“Review your strengths and clarify them in your mind for next time,” she advises. This applies from the moment you step out of the interview room. “You forget so quickly after an interview about the questions they asked and the answers you gave, so immediately after, jot it all down. Then, do a mind map of anything you got caught on and judge for yourself why you think you did and improve on it for next time.

” Feedback from interviewers will help you  further analyse your performance. Edwards says: “The employer owes it to you to give you feedback. Ask them which questions you answered well and why, and vice versa, then, when you’ve learned what your shortfalls are, plug the gaps with experience or training that brings you up to speed with your competitors.” Alternatively, aim for jobs that better suit your capabilities.

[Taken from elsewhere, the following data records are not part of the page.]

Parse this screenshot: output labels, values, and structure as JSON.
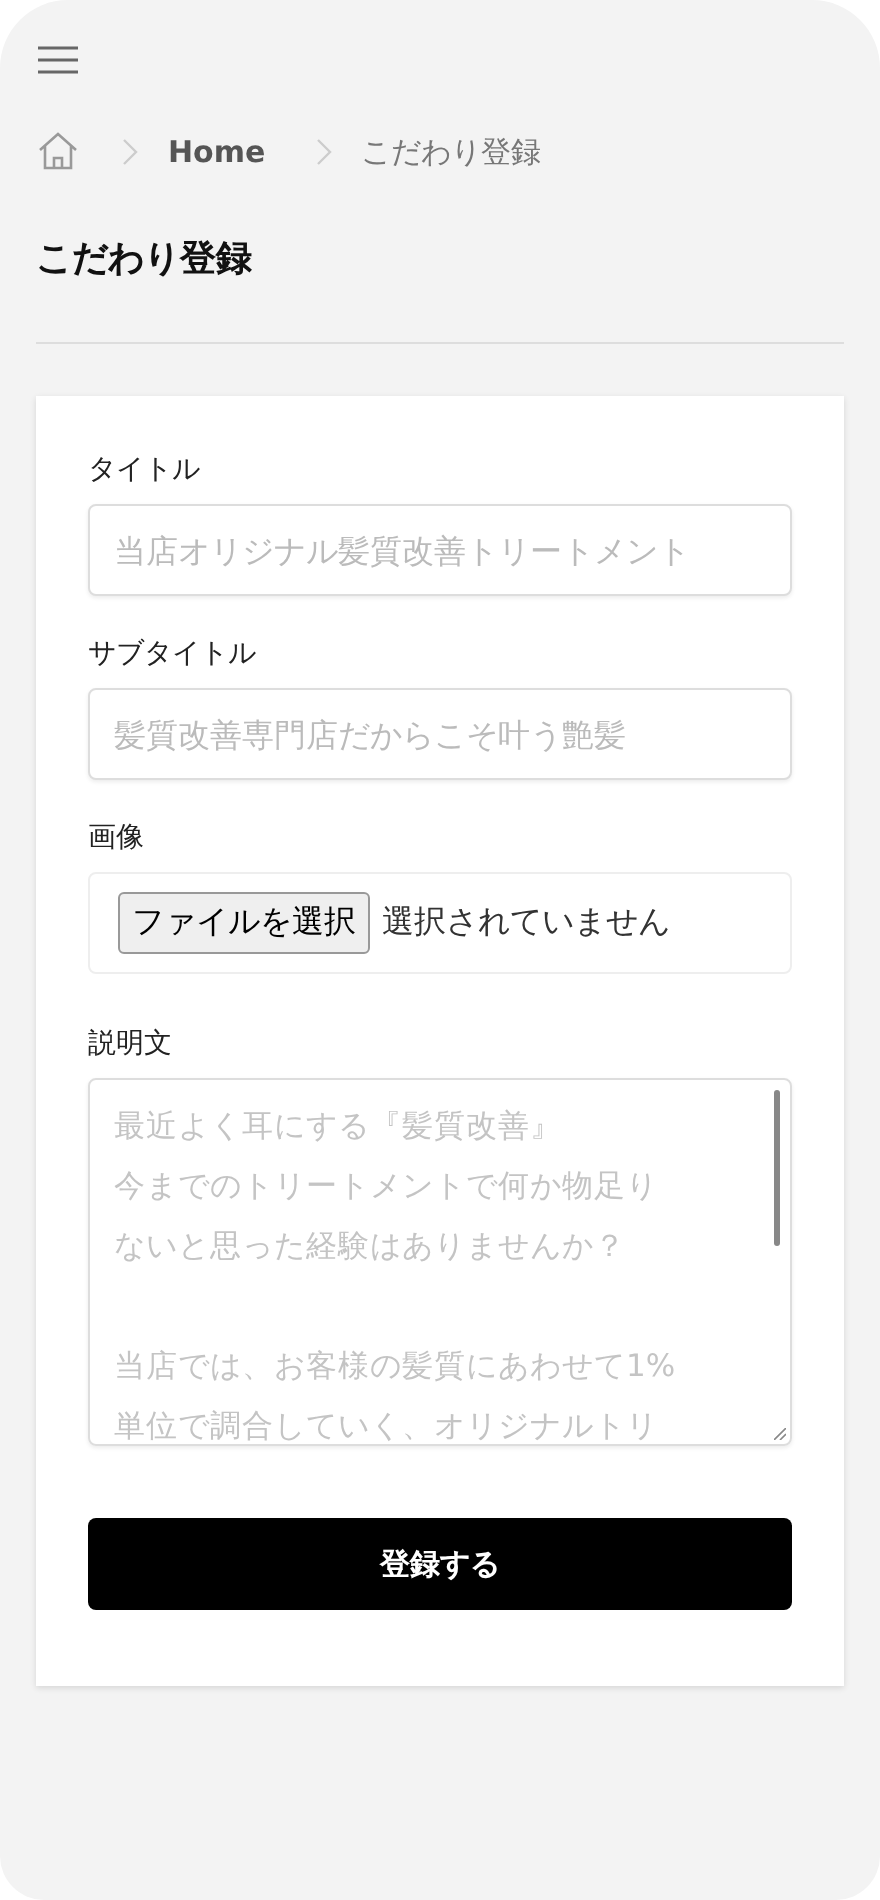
{
  "breadcrumb": [
    "Home",
    "こだわり登録"
  ],
  "page_title": "こだわり登録",
  "form": {
    "fields": [
      {
        "kind": "text",
        "label": "タイトル",
        "placeholder": "当店オリジナル髪質改善トリートメント"
      },
      {
        "kind": "text",
        "label": "サブタイトル",
        "placeholder": "髪質改善専門店だからこそ叶う艶髪"
      },
      {
        "kind": "file",
        "label": "画像",
        "button": "ファイルを選択",
        "status": "選択されていません"
      },
      {
        "kind": "textarea",
        "label": "説明文",
        "placeholder_paragraphs": [
          [
            "最近よく耳にする『髪質改善』",
            "今までのトリートメントで何か物足り",
            "ないと思った経験はありませんか？"
          ],
          [
            "当店では、お客様の髪質にあわせて1%",
            "単位で調合していく、オリジナルトリ"
          ]
        ]
      }
    ],
    "submit": "登録する"
  }
}
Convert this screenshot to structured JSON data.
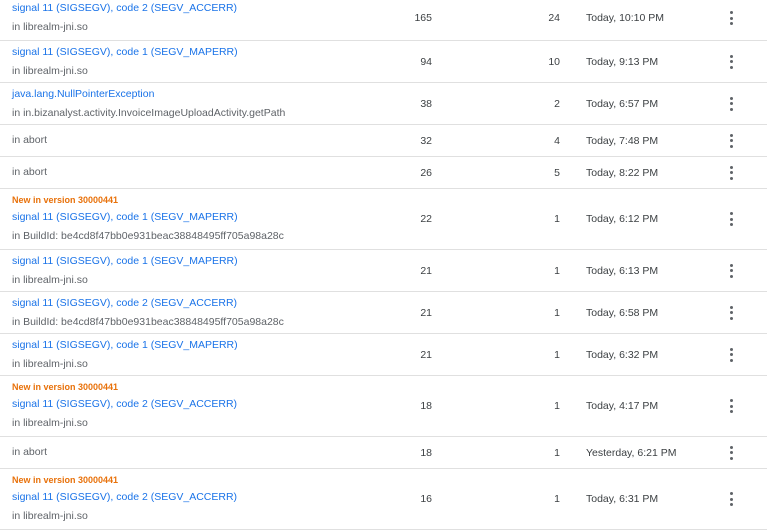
{
  "rows": [
    {
      "new": "",
      "issue": "signal 11 (SIGSEGV), code 2 (SEGV_ACCERR)",
      "location": "in librealm-jni.so",
      "events": "165",
      "users": "24",
      "time": "Today, 10:10 PM"
    },
    {
      "new": "",
      "issue": "signal 11 (SIGSEGV), code 1 (SEGV_MAPERR)",
      "location": "in librealm-jni.so",
      "events": "94",
      "users": "10",
      "time": "Today, 9:13 PM"
    },
    {
      "new": "",
      "issue": "java.lang.NullPointerException",
      "location": "in in.bizanalyst.activity.InvoiceImageUploadActivity.getPath",
      "events": "38",
      "users": "2",
      "time": "Today, 6:57 PM"
    },
    {
      "new": "",
      "issue": "",
      "location": "in abort",
      "events": "32",
      "users": "4",
      "time": "Today, 7:48 PM"
    },
    {
      "new": "",
      "issue": "",
      "location": "in abort",
      "events": "26",
      "users": "5",
      "time": "Today, 8:22 PM"
    },
    {
      "new": "New in version 30000441",
      "issue": "signal 11 (SIGSEGV), code 1 (SEGV_MAPERR)",
      "location": "in BuildId: be4cd8f47bb0e931beac38848495ff705a98a28c",
      "events": "22",
      "users": "1",
      "time": "Today, 6:12 PM"
    },
    {
      "new": "",
      "issue": "signal 11 (SIGSEGV), code 1 (SEGV_MAPERR)",
      "location": "in librealm-jni.so",
      "events": "21",
      "users": "1",
      "time": "Today, 6:13 PM"
    },
    {
      "new": "",
      "issue": "signal 11 (SIGSEGV), code 2 (SEGV_ACCERR)",
      "location": "in BuildId: be4cd8f47bb0e931beac38848495ff705a98a28c",
      "events": "21",
      "users": "1",
      "time": "Today, 6:58 PM"
    },
    {
      "new": "",
      "issue": "signal 11 (SIGSEGV), code 1 (SEGV_MAPERR)",
      "location": "in librealm-jni.so",
      "events": "21",
      "users": "1",
      "time": "Today, 6:32 PM"
    },
    {
      "new": "New in version 30000441",
      "issue": "signal 11 (SIGSEGV), code 2 (SEGV_ACCERR)",
      "location": "in librealm-jni.so",
      "events": "18",
      "users": "1",
      "time": "Today, 4:17 PM"
    },
    {
      "new": "",
      "issue": "",
      "location": "in abort",
      "events": "18",
      "users": "1",
      "time": "Yesterday, 6:21 PM"
    },
    {
      "new": "New in version 30000441",
      "issue": "signal 11 (SIGSEGV), code 2 (SEGV_ACCERR)",
      "location": "in librealm-jni.so",
      "events": "16",
      "users": "1",
      "time": "Today, 6:31 PM"
    }
  ],
  "icons": {
    "row_menu": "more-vert-icon"
  },
  "colors": {
    "link": "#1a73e8",
    "new_badge": "#e8710a",
    "secondary_text": "#5f6368"
  }
}
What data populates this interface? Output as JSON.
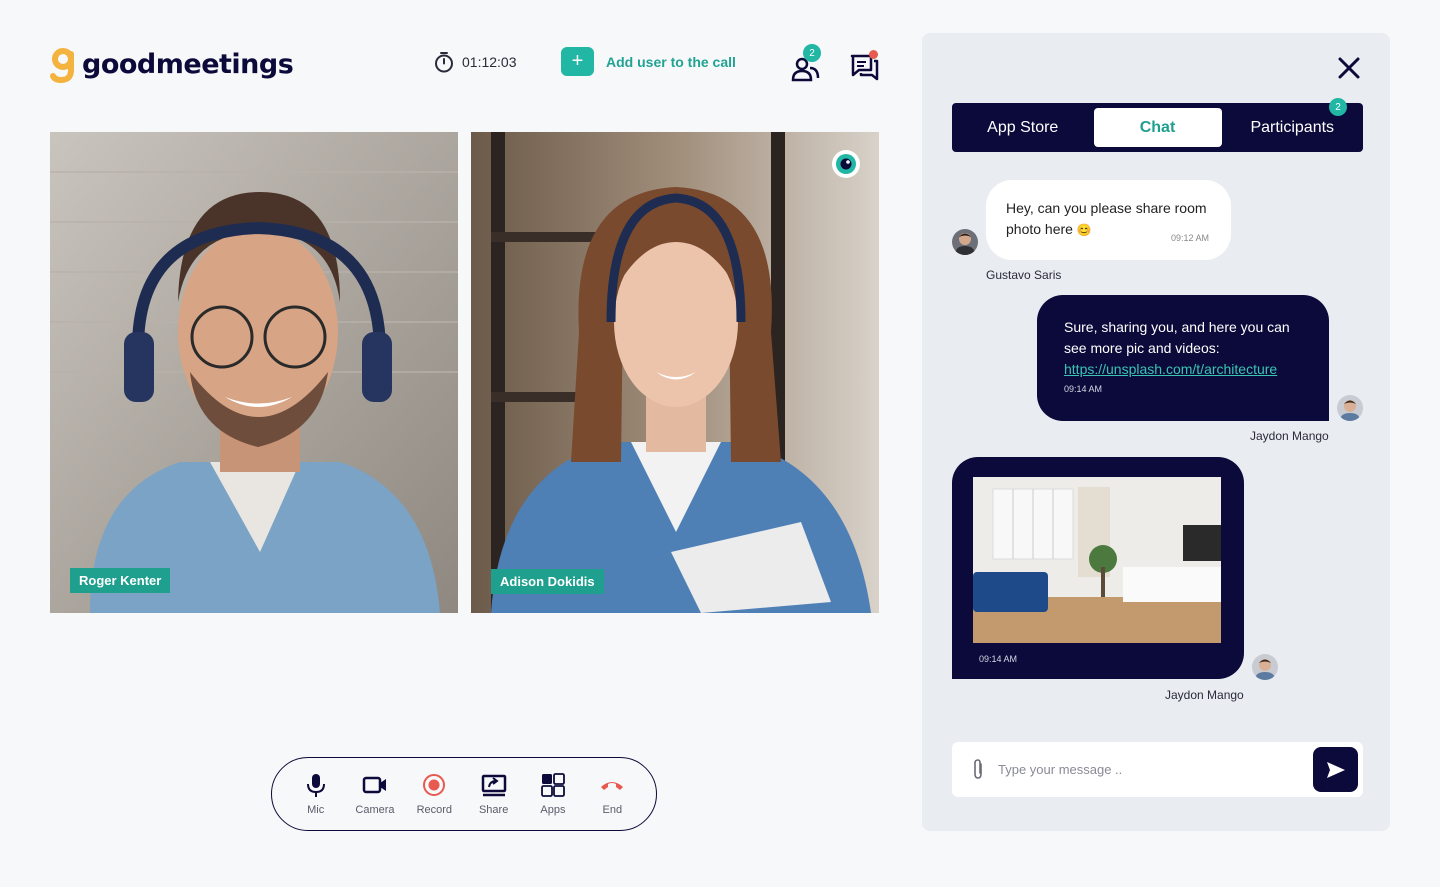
{
  "app": {
    "name": "goodmeetings"
  },
  "header": {
    "timer": "01:12:03",
    "add_user_label": "Add  user to the call",
    "participants_badge": "2"
  },
  "videos": [
    {
      "name": "Roger Kenter",
      "speaking": false
    },
    {
      "name": "Adison Dokidis",
      "speaking": true
    }
  ],
  "controls": [
    {
      "label": "Mic",
      "icon": "mic-icon"
    },
    {
      "label": "Camera",
      "icon": "camera-icon"
    },
    {
      "label": "Record",
      "icon": "record-icon"
    },
    {
      "label": "Share",
      "icon": "share-screen-icon"
    },
    {
      "label": "Apps",
      "icon": "apps-icon"
    },
    {
      "label": "End",
      "icon": "end-call-icon"
    }
  ],
  "panel": {
    "tabs": [
      {
        "label": "App Store"
      },
      {
        "label": "Chat",
        "active": true
      },
      {
        "label": "Participants",
        "badge": "2"
      }
    ],
    "messages": [
      {
        "text": "Hey, can you please share room photo here",
        "emoji": "😊",
        "time": "09:12 AM",
        "sender": "Gustavo Saris"
      },
      {
        "text": "Sure, sharing you, and here you can see more pic and videos:",
        "link": "https://unsplash.com/t/architecture",
        "time": "09:14 AM",
        "sender": "Jaydon Mango"
      },
      {
        "time": "09:14 AM",
        "sender": "Jaydon Mango"
      }
    ],
    "composer": {
      "placeholder": "Type your message .."
    }
  },
  "colors": {
    "navy": "#0b0a3a",
    "teal": "#21b7a4",
    "red": "#e85a4f",
    "orange": "#f4b23e"
  }
}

That doesn’t necessarily mean lesser jobs, but roles where you can apply your unique brand of skills and learn what you don’t know as a trade-off. There is a danger when trying to achieve something that your mind rearranges reality until getting it seems like the only positive outcome.

So, the possibility that it wasn’t right for you – or you for it – gets lost. The final step, from an ego-bruising, then, is acceptance, Edwards says. “Just accept that in some situations someone was more suitable for the role. Say to yourself, ‘I got this far and I interviewed well, but I just didn’t have the experience’.”


With your confidence restored, dive into your next application, keeping in mind that preparation is of the essence. “It’s funny that people do more preparation for a holiday than they do for a job interview when they should be investing as much time, if not more,” Edwards says.

Roleplay is also a helpful tactic.“It might sound silly, but practice what you‘re going to say in a mirror,” Edwards says. “You will see how your body language works, you can practice your intonations and smile – even if it’s a phone interview, an interviewer can ‘hear’ your smile.”

She adds: “Most people wouldn’t believe it, but an interviewer is anxious, too. They want you to get the role as much as you do.”

When it all boils down, an interviewer wants to know three things: why you want the job; that you can do the job; and that you will do the job. To that end, you can almost certainly guarantee two questions will be asked: ‘Why do you want this job’ and ‘tell us how your skills and experience are suitable for this role.’

“Open-ended questions are hard to tackle so have a bank of structured answers, and show that by using all forms of social networking, you have a creative and proactive streak,” Edwards says.


Losing out on a job stings, but repeat the mantra that a rejection is an opportunity to prepare for the inevitable acceptance. Mr Crosby advised we should ‘latch on to the affirmative’ and he became a runaway success, so there’s hope for you yet.